> [The task]
Only lines holding "icon" are needed; copy each of them from the data below.

> [Records supplied]
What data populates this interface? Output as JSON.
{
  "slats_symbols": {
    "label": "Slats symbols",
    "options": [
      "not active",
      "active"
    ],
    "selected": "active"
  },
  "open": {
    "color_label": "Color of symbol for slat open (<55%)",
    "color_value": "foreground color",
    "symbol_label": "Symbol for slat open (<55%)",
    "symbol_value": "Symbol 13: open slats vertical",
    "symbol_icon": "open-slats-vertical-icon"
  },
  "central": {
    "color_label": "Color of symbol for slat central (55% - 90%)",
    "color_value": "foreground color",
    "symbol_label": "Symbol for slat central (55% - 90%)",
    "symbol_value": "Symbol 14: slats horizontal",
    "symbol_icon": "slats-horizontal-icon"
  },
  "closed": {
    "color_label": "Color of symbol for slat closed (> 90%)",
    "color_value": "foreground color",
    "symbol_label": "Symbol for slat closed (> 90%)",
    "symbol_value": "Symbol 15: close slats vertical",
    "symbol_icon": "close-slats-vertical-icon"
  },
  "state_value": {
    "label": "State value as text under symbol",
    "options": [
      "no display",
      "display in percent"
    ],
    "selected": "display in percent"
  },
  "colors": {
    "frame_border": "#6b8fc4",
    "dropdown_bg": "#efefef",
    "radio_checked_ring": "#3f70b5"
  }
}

> [Result of this exercise]
    "symbol_icon": "open-slats-vertical-icon"
    "symbol_icon": "slats-horizontal-icon"
    "symbol_icon": "close-slats-vertical-icon"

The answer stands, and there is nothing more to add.